Rony Abovitz: Stephenson is like Gandalf from the mountains

Lamina1 investor Rony Abovitz is enthusiastic about Stephenson’s involvement: “It’s like Neal is coming down out of the mountains like Gandalf, to restore the metaverse to an open, decentralized, and creative order.”

Abovitz founded Magic Leap and once failed in an attempt to make mass-market AR headsets for everyone. With his new startup, Sun and Thunder, he’s working on AI characters that will one day drive their stories independently.

Late last year, the Magic Leap founder showed his first short film. At Lamina1, Abovitz serves as a strategic advisor. He believes Stephenson can lend a moral and philosophical force to the story around a real-life metaverse that money can’t buy.

“Is the world cynical? Or is the world idealistic? Are people wanting to be open and democratic and creative and working in peer-to-peer ways, or do they want everything fed to them? I’m like, let’s grab our lightsabers and give it a shot!”

This isn’t the first collaboration for Abovitz and the sci-fi author. In 2016, Stephenson ran a Magic Leap creative studio in Seattle.

Stephenson’s activities at Lamina1 will not last long. His main occupation remains writing.

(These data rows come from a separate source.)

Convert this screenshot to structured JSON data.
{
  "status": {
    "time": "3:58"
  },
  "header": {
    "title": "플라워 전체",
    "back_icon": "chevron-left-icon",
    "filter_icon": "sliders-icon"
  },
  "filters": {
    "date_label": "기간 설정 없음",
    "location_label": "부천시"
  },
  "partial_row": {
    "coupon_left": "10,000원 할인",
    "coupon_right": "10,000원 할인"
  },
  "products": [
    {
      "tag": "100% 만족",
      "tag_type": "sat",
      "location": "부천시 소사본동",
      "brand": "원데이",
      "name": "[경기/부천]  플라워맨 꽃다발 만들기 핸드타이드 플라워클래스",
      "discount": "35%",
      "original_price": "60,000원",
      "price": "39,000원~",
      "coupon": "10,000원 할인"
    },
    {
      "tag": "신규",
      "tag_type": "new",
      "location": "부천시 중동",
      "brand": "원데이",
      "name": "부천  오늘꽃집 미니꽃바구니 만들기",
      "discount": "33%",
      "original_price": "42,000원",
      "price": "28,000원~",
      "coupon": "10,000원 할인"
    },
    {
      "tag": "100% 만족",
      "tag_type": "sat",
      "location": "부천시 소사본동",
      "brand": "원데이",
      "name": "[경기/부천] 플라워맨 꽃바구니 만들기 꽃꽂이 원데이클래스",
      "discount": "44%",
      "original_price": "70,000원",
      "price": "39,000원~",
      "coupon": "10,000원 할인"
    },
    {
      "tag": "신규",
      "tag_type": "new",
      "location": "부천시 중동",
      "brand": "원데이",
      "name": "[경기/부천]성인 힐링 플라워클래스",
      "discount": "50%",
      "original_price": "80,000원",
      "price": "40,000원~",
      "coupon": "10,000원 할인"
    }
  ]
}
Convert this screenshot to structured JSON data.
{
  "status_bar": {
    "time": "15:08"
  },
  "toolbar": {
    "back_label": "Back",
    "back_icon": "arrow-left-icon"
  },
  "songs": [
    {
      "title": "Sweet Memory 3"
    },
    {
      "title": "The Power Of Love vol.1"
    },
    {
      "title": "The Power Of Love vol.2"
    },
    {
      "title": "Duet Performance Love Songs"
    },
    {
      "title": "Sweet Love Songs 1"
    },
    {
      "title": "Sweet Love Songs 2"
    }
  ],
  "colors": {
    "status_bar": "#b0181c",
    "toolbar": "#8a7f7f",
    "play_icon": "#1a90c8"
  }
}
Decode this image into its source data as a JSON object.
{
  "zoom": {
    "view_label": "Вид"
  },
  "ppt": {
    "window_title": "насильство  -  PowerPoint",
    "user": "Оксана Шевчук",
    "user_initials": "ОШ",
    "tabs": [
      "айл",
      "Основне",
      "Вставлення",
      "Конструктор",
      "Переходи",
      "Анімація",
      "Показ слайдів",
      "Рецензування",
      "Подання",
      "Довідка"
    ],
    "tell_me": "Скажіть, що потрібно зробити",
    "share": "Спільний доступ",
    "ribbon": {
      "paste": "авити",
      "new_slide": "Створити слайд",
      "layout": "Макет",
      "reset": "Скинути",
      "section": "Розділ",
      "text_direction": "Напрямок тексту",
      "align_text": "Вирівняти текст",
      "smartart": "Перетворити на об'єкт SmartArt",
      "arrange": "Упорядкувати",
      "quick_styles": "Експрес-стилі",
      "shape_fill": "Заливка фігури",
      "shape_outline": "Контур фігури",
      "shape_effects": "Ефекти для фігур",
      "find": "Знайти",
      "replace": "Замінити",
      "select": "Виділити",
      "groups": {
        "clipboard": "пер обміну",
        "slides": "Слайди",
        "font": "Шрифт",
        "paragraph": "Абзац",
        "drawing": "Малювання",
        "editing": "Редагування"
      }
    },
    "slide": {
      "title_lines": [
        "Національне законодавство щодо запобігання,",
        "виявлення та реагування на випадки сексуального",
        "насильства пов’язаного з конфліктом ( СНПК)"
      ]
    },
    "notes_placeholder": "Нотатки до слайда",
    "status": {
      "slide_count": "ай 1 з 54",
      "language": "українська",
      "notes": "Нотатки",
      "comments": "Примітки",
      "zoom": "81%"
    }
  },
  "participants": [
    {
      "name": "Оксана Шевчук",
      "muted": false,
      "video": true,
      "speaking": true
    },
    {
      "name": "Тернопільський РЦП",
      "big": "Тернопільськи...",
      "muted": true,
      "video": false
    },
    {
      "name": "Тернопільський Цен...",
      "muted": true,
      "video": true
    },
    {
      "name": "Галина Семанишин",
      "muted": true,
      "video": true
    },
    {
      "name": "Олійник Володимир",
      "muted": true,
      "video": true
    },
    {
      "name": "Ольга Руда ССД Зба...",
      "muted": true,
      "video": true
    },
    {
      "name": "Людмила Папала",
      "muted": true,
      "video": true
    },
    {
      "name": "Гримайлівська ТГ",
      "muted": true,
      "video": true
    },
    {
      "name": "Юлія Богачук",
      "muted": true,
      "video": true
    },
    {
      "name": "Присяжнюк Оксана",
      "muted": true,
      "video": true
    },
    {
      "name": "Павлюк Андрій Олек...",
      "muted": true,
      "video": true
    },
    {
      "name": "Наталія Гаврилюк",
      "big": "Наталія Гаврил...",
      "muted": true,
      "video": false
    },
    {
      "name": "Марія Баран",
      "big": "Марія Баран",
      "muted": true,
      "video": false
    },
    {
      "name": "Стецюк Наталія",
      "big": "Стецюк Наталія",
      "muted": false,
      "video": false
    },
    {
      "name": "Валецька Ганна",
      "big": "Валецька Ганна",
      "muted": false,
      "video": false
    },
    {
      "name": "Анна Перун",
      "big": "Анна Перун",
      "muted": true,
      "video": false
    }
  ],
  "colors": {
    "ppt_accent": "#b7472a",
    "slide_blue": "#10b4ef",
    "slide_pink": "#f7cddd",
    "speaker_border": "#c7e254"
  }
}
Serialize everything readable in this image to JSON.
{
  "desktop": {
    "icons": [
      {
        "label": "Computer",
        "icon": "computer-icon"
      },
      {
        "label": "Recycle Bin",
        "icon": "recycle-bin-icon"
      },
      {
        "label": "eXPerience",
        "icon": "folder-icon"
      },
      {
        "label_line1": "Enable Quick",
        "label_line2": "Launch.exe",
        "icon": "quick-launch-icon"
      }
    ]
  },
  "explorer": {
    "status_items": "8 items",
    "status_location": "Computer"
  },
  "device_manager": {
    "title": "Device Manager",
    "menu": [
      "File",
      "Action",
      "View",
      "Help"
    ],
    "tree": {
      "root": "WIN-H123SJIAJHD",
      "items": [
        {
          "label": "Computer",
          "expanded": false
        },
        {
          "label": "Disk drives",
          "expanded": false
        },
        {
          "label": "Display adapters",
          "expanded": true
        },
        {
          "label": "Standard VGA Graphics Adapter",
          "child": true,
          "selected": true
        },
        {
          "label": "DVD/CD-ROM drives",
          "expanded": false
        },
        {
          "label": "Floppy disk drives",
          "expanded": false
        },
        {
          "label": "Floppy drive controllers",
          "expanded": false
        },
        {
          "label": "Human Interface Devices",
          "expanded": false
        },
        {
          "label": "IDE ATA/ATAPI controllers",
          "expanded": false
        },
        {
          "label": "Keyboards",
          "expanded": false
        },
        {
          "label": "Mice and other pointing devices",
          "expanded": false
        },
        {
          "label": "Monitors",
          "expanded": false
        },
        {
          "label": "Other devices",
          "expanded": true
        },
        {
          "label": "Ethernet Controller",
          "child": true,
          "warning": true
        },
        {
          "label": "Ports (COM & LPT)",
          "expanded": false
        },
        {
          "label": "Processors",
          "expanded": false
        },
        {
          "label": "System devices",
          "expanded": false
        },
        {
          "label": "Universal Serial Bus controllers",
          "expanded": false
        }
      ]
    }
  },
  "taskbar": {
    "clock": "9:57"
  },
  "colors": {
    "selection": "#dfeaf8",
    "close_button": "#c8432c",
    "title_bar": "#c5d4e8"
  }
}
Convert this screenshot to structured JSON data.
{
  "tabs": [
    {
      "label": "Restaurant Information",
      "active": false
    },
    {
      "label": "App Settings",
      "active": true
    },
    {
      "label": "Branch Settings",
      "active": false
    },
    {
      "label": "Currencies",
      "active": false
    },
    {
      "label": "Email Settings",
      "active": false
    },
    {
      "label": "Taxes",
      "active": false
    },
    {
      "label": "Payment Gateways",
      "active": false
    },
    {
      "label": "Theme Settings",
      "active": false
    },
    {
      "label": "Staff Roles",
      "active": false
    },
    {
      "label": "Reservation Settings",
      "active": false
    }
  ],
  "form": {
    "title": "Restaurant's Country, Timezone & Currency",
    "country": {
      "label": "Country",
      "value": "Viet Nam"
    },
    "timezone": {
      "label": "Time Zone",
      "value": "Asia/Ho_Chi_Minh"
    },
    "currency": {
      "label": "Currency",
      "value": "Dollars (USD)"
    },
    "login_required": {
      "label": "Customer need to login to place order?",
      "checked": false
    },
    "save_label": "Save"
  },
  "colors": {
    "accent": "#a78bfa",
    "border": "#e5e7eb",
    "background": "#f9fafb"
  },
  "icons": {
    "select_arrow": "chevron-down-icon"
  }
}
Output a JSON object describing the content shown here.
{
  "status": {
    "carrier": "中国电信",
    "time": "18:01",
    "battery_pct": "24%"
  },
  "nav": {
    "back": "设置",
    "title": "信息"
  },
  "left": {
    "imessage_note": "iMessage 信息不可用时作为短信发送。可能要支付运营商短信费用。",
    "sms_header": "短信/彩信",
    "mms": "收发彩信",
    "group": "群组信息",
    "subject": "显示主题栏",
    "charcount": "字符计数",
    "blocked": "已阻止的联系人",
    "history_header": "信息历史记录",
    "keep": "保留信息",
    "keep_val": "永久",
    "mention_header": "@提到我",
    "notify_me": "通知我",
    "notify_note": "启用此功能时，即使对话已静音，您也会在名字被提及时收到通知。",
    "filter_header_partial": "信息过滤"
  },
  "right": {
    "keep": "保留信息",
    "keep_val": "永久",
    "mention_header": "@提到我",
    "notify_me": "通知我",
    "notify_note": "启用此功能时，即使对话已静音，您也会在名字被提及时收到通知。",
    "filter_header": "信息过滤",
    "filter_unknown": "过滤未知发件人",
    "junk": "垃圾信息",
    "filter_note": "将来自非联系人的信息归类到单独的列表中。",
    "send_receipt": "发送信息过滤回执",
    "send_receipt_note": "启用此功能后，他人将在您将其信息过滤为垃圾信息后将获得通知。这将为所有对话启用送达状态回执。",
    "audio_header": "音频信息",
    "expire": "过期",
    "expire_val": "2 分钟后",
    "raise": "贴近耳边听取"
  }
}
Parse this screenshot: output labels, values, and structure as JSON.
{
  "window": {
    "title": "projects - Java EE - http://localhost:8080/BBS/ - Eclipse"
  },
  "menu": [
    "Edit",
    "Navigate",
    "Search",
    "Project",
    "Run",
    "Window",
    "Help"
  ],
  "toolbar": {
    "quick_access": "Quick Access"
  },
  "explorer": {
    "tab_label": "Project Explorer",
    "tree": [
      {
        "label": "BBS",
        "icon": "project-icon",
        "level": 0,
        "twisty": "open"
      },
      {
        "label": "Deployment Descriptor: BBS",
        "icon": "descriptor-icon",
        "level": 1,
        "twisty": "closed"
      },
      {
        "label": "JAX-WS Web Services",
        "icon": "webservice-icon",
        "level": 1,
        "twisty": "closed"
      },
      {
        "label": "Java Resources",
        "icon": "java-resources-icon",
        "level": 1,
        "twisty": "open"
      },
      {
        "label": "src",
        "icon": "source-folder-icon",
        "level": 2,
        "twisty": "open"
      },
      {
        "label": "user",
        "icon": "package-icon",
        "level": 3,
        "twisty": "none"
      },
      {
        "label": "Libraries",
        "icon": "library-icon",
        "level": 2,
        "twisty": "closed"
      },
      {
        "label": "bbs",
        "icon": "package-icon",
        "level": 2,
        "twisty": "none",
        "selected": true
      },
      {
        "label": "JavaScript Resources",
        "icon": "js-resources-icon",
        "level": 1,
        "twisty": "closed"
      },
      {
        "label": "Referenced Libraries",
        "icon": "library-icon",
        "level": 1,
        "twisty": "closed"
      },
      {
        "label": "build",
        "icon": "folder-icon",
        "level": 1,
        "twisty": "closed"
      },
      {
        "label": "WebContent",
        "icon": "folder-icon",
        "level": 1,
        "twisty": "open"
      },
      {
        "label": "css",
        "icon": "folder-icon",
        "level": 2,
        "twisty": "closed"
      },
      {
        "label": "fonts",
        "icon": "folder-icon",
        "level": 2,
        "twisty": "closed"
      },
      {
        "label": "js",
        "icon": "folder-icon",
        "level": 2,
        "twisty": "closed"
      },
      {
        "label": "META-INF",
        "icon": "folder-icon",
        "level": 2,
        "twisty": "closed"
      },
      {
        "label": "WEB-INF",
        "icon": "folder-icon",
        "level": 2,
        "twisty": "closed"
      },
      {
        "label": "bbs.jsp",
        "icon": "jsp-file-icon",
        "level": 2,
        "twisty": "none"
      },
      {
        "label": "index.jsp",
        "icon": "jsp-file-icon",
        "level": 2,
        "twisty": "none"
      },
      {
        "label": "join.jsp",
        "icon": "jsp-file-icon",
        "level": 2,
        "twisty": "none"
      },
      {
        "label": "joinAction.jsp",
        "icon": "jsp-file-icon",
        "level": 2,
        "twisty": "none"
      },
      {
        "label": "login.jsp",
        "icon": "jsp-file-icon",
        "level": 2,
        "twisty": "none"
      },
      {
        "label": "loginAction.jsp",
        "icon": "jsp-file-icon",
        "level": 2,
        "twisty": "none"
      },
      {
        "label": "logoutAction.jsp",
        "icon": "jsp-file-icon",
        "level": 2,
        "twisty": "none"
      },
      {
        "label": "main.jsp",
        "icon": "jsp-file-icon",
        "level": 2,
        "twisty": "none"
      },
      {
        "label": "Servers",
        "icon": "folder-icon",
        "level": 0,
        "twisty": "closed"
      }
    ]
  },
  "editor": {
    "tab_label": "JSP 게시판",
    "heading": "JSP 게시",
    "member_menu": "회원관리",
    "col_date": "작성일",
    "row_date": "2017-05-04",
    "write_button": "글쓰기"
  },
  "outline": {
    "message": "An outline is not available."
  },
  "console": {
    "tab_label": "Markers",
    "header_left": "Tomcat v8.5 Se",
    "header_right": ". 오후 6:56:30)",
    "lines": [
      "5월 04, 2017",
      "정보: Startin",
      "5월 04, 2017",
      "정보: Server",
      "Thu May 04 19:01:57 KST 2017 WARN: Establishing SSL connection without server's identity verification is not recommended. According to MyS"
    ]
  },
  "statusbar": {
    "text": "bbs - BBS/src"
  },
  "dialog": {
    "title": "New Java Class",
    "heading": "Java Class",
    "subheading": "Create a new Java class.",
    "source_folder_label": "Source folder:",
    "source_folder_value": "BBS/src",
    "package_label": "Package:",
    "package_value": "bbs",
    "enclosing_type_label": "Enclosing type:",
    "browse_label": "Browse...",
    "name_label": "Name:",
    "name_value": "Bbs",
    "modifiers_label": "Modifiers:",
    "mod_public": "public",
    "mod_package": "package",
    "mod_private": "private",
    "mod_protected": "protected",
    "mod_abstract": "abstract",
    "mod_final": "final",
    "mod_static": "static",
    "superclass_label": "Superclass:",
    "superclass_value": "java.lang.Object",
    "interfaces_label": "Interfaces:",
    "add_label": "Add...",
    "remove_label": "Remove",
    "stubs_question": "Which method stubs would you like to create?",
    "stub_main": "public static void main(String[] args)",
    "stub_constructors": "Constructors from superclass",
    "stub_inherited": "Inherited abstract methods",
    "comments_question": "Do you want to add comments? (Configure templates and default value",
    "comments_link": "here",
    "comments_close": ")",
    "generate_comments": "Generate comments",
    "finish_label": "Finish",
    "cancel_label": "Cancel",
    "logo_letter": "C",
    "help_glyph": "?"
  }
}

Starting next year, he will return to it.

“My publisher will send a hit man after me if I don’t fulfill my obligations,” he says, “So when the calendar turns over to 2023, it’s going to be back to the usual.”

Sources: Wired